Friday, April 16, 2010

A Couple of Taboos

This morning at the junior high school it was not easy for the teacher and I to get the students to use English to talk about their field trip to a popular amusement/cultural park earlier in the week. So toward the end of the class when the word “point” came up naturally in the flow of conversation, I changed the topic to ask about something I heard yesterday from my Taiwanese teacher while studying a Taiwanese language textbook on popular folk culture (specific topic: The Moon Festival or Mid-Autumn Festival).

Is it OK to point at the moon with your index finger? We do this all the time in western culture, so think nothing of it. With smiles on their faces the students informed me that,  in Taiwanese folk culture, it is taboo.

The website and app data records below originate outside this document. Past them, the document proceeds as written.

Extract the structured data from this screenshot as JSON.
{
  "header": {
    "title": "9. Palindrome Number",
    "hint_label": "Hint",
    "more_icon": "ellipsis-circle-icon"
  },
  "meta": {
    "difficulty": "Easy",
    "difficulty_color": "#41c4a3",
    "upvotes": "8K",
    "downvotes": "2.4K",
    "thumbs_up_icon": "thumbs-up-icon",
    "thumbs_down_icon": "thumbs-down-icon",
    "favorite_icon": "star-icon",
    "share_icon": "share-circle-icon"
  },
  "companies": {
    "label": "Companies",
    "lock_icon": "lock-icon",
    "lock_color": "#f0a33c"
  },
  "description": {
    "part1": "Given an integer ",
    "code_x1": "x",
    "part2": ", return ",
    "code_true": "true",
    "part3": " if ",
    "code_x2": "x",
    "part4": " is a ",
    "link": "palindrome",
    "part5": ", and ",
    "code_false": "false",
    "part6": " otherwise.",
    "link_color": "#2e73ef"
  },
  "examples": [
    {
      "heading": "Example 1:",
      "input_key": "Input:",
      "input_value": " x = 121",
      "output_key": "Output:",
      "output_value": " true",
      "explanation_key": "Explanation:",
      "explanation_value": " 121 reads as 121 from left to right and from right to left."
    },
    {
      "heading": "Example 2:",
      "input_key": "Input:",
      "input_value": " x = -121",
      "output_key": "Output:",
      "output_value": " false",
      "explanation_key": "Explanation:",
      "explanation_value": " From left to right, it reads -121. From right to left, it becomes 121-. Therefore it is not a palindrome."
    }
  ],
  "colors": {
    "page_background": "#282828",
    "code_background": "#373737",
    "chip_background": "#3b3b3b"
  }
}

If you point at the moon, Thai-im-niu-niu, the moon goddess, will come and cut your ears to punish you for your disrespect.


The students at the junior high gave me the same explanation as the teacher yesterday. Then they excitedly shared another taboo that is also forbidden in popular Taiwanese culture: It’s not OK to sit on a pillow, because if you sit on a pillow, [it] will rot away.

We also talked about a proverb I wrote about last year. A girl shared that twice her dad had gotten rid of dead dogs in this manner. When talking about the cats, one young man didn’t know how to say “hang” and said  “decorate” instead, prompting the teacher to break out laughing. He also didn’t know how to say “put” or “lay” with reference to dogs. These are not what you would want to put on (decorate) or put under your Christmas tree!

I’ve observed a couple of class periods now how enthusiastic the students suddenly get when we turn away from the magazine they use as a conversational starter and I ask them about Taiwanese culture instead. I’m really looking forward to what the teacher has asked them to share with me about Taiwanese culture for next week!


The reason I was reading about the Moon Festival yesterday is because I’m planning a truck announcement/blessing for the Mid-Autumn Festival later in the year:

“O Lord, our Lord, your majestic name fills the earth!  Your glory is higher than the heavens…  When I look at the night sky and see the work of your fingers—  the moon and the stars you set in place— what are mere mortals that you should think about them, human beings that you should care for them? … O Lord, our Lord, your majestic name fills the earth! ” 耶和華我們的主啊!你的名在全地是多麼威嚴,你把你的榮美彰顯在天上。。。 我觀看你手所造的天,和你所安放的月亮和星星。 啊!人算甚麼,你竟記念他?世人算甚麼,你竟眷顧他?。。。 耶和華我們的主啊!你的名在全地是多麼威嚴。